WASHINGTON (AP) - Americans were angrier about last month's horrific school shooting in Connecticut than they were about the Sept. 11 terrorist attacks, according to a new Associated Press-GfK poll.
SAN FRANCISCO (AP) - A San Francisco lawmaker on Tuesday introduced legislation that would ask voters to rename the city's airport after slain gay rights leader Harvey Milk.
WASHINGTON (AP) - A controversial and tireless advocate for the nation's capital who created jobs for generations of black families, Marion Barry was the ultimate District of Columbia politician, though his arrest for drug use in the midst of a crack cocaine epidemic often overshadows his accomplishments.
SOUTH PORTLAND, Maine (AP) - Marijuana advocates want to finally take their legalization drive - thus far the province of western states - to the Northeast, and they say the first state to do it here might be Maine.
CLEVELAND (AP) - A 12-year-old boy shot by police after grabbing what turned out to be a replica gun died from his wounds Sunday, a day after officers responded to a 911 call about someone waving a "probably fake" gun at a playground.
MIAMI (AP) - Since the day in 1959 that Cuban government agents blackmailed his father into committing suicide, Gustavo Villoldo has been on an anti-Castro mission that included co-piloting a B-26 bomber during the ill-fated 1961 Bay of Pigs invasion, infiltrating Cuba for the CIA numerous times and tracking down Fidel Castro lieutenant Ernesto "Che" Guevara in Bolivia in 1967.
KEENE, N.H. (AP) - The self-styled "Robin Hooders" race to the rescue of the parking peasantry, pumping quarters into their expired meters and leaving behind cards informing them they have been saved from "the king's tariff."

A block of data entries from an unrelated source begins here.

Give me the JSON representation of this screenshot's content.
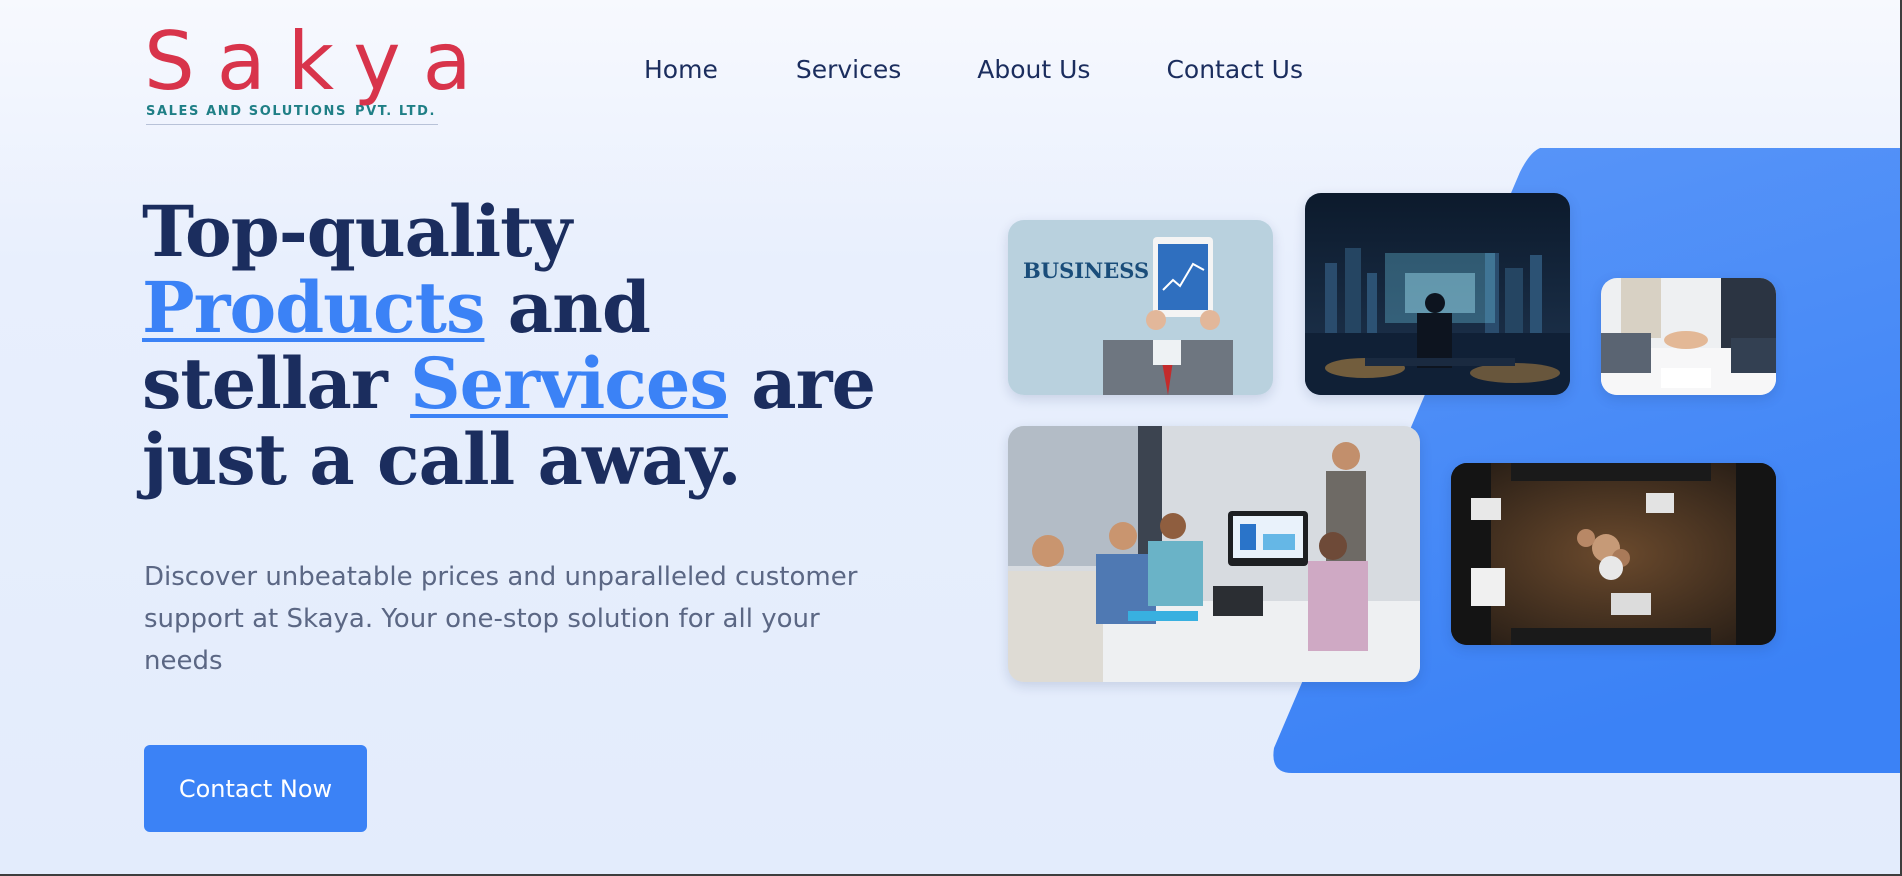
{
  "brand": {
    "name": "Sakya",
    "tagline_left": "SALES AND SOLUTIONS",
    "tagline_right": "PVT. LTD.",
    "color": "#d8344b",
    "tagline_color": "#1f7f86"
  },
  "nav": {
    "items": [
      {
        "label": "Home"
      },
      {
        "label": "Services"
      },
      {
        "label": "About Us"
      },
      {
        "label": "Contact Us"
      }
    ]
  },
  "hero": {
    "title_line1": "Top-quality",
    "title_products": "Products",
    "title_and": " and",
    "title_stellar": "stellar ",
    "title_services": "Services",
    "title_are": " are",
    "title_line4": "just a call away.",
    "subtitle": "Discover unbeatable prices and unparalleled customer support at Skaya. Your one-stop solution for all your needs",
    "cta_label": "Contact Now"
  },
  "images": {
    "tile1_text": "BUSINESS"
  },
  "colors": {
    "accent": "#3b82f6",
    "heading": "#1b2d5e",
    "body_text": "#5b6784"
  }
}
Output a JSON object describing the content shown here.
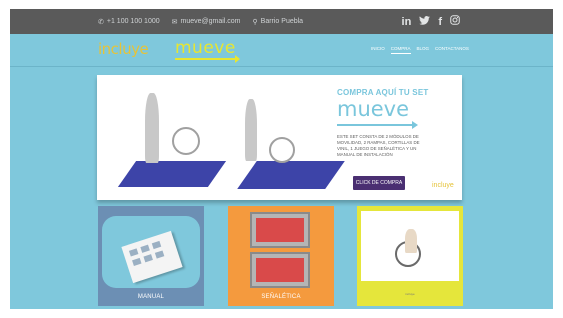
{
  "topbar": {
    "phone": "+1 100 100 1000",
    "email": "mueve@gmail.com",
    "location": "Barrio Puebla",
    "social_icons": [
      "linkedin-icon",
      "twitter-icon",
      "facebook-icon",
      "instagram-icon"
    ]
  },
  "header": {
    "logo_incluye": "incluye",
    "logo_mueve": "mueve",
    "nav": [
      "INICIO",
      "COMPRA",
      "BLOG",
      "CONTACTANOS"
    ],
    "active_nav": "COMPRA"
  },
  "hero": {
    "title": "COMPRA AQUÍ TU SET",
    "brand": "mueve",
    "description": "ESTE SET CONSTA DE 2 MÓDULOS DE MOVILIDAD, 2 RAMPAS, CORTILLAS DE VINIL, 1 JUEGO DE SEÑALÉTICA Y UN MANUAL DE INSTALACIÓN",
    "button": "CLICK DE COMPRA",
    "logo": "incluye"
  },
  "cards": [
    {
      "label": "MANUAL"
    },
    {
      "label": "SEÑALÉTICA"
    },
    {
      "label": "",
      "small": "incluye"
    }
  ],
  "colors": {
    "frame_bg": "#7fc8dc",
    "topbar_bg": "#5a5a5a",
    "accent_yellow": "#e8e62f",
    "button_purple": "#4a2f72",
    "card_blue": "#6c8fb4",
    "card_orange": "#f49a3e",
    "card_yellow": "#e5e63b"
  }
}
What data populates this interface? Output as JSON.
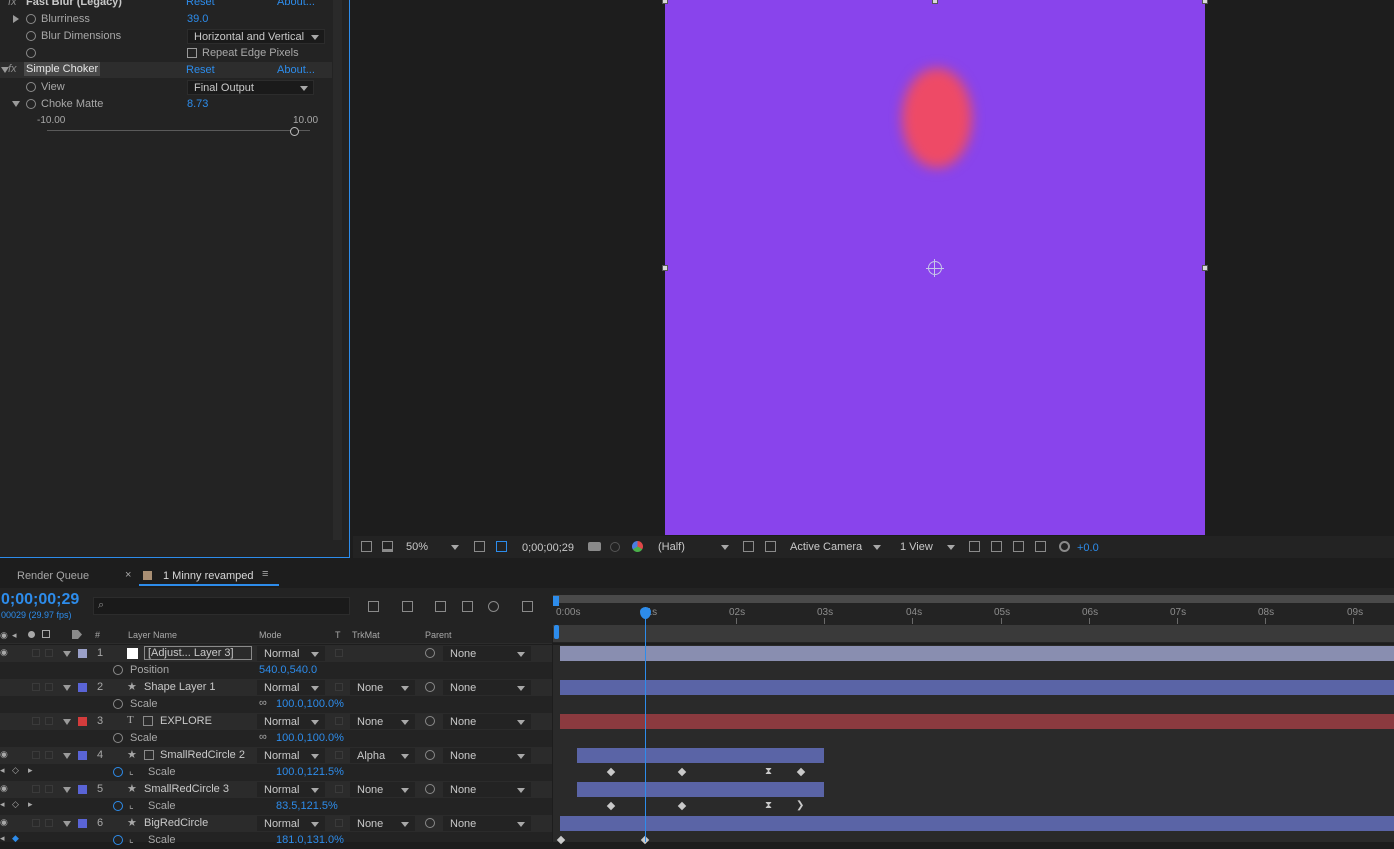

LOS ANGELES (AP) - It's been called the letter that launched a literary genre - 16,000 amphetamine-fueled, stream-of-consciousness words written by Neal Cassady to his friend Jack Kerouac in 1950.
SALTON CITY (AP) - The Imperial Irrigation District has asked the state water board to intervene to help prevent further deterioration of the Salton Sea.
MILWAUKEE (AP) - Blow out the candle and ditch the aerosol can.
CINCINNATI (AP) - An indoor flying pavilion for students to test and fly drones will be built at a college in southwestern Ohio.
NEW YORK (AP) - Silicon Valley seems to have more than its share of companies behaving badly. Among up-and-comers in the tech world, privacy abuses and executive gaffes have become viral sensations. But is all that bad behavior actually bad for business?
SAN DIEGO (AP) - A Marine who was left paralyzed by a sniper's bullet in Afghanistan fulfilled a promise to himself on Friday and walked using robotic leg braces in a ceremony at Camp Pendleton, where he was awarded a Bronze Star.
WASHINGTON (AP) - Federal investigators have told Congress that they have recovered data that may include lost emails from one of the pivotal figures in the controversy over the IRS's treatment of tea party groups, congressional aides said Friday.
CARSON CITY (AP) - The Glenbrook - perhaps the most viewed locomotive in Nevada history - roared to life for the first time in 88 years this week in Carson City.
MOUNTAIN BROOK, Ala. (AP) - Frances Moore was hired to help out for the holidays at an Alabama jewelry store in 1939, and she's still there.
AUGUSTA, Maine (AP) - Gov. Paul LePage's administration is facing a potential loss of federal funding to administer its food stamp program over concerns about the state's decision to put photos on cards used to access the benefits.